The bank of Zambia raised interest rates by 300 basis points to 15.5 percent in November in a bid to curb inflationary pressures, but left them on hold in February, citing concerns about slowing growth.

It hasn't appreciated that much for people to get so excited about it.

Following the rate hike, the Kwacha recouped some losses but came under renewed pressure after credit ratings agency Moody’s earlier this week, downgraded Zambia’s rating to a B3 with a negative outlook.

Zambia’s deputy finance minister said that the fall of the Kwacha was due to to dollar demand from the government’s import of medical supplies.

But Lusaka residents say they are yet to feel the gains of a strong currency

“It hasn’t appreciated that much for people to get so excited about it,” said Sera Chiwala, a Lusaka resident.

Zambia’s government in the past has criticised politicians and analysts who have dismissed the Kwacha’s recovery as a political gimmick ahead of general elections in August.
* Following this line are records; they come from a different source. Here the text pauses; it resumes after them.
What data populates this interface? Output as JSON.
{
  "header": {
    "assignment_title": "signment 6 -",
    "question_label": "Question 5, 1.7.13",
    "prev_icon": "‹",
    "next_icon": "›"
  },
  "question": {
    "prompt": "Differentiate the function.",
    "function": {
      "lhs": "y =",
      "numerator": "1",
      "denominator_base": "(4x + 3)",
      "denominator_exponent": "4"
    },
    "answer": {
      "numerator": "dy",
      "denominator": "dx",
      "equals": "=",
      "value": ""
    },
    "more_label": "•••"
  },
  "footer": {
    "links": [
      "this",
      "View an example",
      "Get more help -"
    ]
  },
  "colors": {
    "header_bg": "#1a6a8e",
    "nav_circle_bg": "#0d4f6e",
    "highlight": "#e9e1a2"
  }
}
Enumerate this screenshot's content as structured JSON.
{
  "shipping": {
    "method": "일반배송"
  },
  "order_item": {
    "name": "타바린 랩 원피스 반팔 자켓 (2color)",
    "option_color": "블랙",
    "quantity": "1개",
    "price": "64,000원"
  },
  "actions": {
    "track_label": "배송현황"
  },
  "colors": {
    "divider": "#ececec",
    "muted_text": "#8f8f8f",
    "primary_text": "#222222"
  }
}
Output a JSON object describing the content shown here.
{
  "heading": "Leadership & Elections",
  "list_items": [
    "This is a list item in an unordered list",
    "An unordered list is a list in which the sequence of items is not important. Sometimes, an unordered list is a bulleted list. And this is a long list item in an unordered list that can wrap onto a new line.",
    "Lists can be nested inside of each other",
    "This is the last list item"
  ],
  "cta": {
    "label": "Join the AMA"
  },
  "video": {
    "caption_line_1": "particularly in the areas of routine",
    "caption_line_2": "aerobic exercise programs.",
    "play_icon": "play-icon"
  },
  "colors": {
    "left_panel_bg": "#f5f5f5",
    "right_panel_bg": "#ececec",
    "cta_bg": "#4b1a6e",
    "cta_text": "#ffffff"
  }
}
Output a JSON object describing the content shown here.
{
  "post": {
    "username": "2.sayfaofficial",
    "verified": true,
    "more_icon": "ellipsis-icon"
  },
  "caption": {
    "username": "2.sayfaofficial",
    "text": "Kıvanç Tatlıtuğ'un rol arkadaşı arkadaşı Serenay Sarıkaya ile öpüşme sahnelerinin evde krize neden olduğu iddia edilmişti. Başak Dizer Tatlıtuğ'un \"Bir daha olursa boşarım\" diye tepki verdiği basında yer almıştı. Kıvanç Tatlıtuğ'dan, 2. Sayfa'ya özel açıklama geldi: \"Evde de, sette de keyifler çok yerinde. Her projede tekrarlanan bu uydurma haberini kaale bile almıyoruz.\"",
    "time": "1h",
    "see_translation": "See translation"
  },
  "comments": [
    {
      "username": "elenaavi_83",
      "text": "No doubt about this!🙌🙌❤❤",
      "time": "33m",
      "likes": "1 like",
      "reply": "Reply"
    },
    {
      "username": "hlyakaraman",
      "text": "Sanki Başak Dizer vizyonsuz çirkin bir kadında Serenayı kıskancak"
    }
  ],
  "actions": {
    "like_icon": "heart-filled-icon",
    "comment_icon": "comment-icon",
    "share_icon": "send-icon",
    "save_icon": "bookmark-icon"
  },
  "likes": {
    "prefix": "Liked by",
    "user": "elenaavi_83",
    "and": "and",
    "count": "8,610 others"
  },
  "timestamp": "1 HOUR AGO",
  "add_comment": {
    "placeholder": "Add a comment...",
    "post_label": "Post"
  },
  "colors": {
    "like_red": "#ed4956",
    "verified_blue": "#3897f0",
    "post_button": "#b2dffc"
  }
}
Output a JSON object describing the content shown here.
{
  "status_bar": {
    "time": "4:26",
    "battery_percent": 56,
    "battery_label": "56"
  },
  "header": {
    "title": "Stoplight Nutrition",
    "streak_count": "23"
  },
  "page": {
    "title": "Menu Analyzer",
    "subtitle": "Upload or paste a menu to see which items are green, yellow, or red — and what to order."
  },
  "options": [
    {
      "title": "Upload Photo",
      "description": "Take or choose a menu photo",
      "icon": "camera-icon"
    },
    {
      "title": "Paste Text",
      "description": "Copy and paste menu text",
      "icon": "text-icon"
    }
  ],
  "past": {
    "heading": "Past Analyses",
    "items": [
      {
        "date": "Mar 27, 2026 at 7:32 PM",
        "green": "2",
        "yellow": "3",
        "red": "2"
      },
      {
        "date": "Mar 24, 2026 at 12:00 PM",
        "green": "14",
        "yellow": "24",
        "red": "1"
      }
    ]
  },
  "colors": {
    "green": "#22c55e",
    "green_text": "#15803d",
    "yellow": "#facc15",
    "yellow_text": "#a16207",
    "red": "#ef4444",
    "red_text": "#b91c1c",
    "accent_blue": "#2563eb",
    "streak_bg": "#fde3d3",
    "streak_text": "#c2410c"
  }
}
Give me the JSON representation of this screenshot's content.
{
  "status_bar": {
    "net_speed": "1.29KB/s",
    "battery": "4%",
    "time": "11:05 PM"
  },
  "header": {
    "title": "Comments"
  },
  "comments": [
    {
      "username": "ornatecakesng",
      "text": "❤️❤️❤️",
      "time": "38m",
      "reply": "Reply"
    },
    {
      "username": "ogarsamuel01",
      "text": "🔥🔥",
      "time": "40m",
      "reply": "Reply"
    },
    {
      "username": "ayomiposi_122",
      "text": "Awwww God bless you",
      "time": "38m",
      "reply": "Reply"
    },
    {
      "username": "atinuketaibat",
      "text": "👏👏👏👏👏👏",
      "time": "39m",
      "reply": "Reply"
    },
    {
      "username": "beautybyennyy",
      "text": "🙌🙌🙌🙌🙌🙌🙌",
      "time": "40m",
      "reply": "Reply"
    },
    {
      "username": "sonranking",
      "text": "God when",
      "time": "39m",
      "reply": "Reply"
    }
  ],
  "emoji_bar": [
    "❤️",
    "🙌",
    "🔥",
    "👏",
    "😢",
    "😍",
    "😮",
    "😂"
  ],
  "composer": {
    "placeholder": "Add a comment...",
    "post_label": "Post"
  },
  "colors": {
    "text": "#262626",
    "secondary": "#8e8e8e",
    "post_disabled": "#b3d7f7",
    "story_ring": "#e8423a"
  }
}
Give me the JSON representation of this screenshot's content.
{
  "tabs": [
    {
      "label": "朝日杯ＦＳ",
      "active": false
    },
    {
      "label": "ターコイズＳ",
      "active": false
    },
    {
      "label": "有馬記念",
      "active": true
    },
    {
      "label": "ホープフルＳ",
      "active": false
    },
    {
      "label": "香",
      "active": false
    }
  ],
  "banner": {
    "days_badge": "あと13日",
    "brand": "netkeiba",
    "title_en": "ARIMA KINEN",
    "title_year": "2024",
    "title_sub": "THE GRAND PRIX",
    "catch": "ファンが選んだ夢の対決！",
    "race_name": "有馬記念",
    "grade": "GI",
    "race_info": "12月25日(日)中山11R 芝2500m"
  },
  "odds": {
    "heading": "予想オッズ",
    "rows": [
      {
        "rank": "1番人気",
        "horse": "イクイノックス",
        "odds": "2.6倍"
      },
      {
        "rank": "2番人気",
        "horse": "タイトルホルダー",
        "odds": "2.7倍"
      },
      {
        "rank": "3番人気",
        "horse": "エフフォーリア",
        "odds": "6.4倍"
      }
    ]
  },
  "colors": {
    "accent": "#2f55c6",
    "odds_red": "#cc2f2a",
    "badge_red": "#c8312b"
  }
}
“As far as sustaining the exchange rate, there is nothing that I see or nothing that I have heard that would make me believe that this is going to be a sustained exchange rate, because we are still importing more than we are exporting,” said Situmbeko Musokotwane Zambia’s former finance minister.

Zambia is Africa’s second-biggest copper producer, and is facing a myriad of challenges, from an electricity shortage to depreciating copper prices that have threatened output on the mining industry, jobs and economic growth.

Despite these challengers, investment in the mining sector from global commodities trader Glencore, which recently announced that it plans to invest over $1.1 billion in Zambia to sink three copper mine shafts, is a sign of renewed confidence in the country’s mining industry.